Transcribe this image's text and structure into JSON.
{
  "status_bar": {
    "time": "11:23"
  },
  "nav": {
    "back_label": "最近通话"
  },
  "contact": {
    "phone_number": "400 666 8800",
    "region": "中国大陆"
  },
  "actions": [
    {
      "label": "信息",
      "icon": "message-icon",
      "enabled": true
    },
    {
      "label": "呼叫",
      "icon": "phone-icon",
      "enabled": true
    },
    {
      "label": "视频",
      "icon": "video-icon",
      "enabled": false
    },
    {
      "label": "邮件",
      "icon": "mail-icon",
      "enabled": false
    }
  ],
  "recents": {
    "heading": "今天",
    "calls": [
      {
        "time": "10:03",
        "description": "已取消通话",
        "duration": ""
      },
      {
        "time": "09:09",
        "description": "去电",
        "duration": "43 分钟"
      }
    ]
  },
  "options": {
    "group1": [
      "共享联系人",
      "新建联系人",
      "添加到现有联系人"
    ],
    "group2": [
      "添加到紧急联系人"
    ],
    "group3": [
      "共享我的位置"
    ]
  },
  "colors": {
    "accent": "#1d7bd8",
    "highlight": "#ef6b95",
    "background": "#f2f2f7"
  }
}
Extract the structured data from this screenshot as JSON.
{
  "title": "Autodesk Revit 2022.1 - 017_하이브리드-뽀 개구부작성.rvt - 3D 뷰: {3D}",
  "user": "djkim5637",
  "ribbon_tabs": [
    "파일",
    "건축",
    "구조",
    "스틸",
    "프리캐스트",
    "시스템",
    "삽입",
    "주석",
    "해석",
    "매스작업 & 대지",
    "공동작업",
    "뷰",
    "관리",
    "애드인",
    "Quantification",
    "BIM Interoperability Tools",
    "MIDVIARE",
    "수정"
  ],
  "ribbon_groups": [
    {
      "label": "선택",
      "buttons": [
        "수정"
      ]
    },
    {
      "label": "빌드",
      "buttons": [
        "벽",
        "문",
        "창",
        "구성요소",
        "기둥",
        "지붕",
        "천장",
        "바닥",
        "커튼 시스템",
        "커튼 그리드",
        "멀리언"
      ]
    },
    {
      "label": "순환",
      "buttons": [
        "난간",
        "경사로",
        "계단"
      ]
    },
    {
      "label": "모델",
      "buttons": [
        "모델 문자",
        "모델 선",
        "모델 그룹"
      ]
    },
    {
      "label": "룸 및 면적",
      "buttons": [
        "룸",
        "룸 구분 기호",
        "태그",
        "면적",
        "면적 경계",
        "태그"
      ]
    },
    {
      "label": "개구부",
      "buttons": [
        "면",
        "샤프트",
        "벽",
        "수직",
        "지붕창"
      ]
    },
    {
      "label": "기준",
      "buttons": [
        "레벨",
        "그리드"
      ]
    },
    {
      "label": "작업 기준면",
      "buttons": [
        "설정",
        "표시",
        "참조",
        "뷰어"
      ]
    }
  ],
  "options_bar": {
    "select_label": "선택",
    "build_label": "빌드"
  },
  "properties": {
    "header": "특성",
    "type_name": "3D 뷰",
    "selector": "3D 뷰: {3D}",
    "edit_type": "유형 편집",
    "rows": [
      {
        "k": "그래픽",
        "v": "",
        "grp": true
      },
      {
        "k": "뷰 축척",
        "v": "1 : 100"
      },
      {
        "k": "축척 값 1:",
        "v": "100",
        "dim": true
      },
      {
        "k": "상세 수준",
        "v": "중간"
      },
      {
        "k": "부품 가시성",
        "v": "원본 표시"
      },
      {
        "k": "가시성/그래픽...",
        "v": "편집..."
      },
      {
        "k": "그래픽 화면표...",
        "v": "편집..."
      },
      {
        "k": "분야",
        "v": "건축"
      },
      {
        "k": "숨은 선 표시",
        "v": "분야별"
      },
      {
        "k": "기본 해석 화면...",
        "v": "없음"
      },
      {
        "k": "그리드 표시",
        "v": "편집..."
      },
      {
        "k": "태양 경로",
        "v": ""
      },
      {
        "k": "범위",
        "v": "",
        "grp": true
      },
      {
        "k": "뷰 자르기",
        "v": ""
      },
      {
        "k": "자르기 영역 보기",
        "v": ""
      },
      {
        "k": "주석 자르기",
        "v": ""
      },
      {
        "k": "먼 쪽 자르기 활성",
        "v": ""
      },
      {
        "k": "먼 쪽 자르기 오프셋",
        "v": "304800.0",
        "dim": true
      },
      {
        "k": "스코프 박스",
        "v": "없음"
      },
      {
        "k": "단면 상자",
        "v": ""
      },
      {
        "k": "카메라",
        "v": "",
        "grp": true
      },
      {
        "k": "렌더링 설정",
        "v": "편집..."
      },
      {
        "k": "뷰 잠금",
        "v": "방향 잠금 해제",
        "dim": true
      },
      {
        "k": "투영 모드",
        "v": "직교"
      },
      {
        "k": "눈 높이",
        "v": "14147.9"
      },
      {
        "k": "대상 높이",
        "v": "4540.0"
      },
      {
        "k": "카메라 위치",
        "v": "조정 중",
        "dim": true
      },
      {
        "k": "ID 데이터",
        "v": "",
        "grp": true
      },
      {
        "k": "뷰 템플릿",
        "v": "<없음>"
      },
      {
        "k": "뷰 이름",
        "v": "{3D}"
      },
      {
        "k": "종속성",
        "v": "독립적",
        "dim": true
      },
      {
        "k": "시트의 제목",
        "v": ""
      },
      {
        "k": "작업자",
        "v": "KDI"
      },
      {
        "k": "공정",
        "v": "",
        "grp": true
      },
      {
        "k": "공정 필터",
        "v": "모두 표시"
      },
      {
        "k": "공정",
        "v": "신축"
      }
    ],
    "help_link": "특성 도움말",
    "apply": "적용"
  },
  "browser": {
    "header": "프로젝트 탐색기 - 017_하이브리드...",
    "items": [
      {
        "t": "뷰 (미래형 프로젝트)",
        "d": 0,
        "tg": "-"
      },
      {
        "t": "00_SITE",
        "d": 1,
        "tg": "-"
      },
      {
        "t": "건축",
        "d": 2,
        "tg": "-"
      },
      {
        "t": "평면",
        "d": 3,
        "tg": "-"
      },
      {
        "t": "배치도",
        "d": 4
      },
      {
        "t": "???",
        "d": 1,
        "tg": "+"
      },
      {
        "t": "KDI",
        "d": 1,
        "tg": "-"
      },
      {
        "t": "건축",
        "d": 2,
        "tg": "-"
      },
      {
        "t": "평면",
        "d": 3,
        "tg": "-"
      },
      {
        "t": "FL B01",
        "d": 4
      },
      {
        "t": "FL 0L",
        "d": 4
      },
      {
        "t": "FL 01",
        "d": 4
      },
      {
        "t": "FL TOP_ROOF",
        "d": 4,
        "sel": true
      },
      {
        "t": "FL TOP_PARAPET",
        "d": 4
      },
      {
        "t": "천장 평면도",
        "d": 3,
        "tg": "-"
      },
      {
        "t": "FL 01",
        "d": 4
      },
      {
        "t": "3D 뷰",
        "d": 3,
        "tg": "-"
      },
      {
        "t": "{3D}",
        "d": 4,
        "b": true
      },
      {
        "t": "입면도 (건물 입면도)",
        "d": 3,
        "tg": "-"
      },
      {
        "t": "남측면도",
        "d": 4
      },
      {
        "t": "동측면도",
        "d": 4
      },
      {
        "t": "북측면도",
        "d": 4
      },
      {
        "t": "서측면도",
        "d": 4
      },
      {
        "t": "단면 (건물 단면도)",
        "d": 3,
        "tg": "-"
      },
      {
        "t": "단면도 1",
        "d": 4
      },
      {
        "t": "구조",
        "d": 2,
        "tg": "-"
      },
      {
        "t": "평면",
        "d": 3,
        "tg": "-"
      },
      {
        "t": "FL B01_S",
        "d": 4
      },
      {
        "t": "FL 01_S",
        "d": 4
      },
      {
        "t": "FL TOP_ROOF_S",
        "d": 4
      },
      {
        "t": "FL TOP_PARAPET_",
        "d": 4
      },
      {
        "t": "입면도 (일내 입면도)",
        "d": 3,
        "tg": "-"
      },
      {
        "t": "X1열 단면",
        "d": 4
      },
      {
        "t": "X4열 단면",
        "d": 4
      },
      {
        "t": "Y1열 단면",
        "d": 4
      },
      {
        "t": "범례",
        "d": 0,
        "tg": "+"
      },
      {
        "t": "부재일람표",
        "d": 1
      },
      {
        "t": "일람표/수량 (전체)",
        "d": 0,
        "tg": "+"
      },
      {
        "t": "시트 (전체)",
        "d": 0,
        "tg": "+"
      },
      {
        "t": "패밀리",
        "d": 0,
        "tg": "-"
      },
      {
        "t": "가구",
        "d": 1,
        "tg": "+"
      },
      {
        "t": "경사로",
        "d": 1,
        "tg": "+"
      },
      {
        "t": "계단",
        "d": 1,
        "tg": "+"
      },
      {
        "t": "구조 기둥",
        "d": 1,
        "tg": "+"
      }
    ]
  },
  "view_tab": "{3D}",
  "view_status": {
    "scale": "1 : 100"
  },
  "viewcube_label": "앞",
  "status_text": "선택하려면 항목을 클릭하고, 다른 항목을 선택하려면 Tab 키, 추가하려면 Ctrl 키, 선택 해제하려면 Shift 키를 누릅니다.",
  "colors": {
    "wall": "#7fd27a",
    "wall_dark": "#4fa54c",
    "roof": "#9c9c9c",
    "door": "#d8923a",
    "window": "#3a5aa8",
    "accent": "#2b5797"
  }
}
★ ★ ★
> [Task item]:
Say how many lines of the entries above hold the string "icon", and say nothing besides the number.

> [Response below]:
4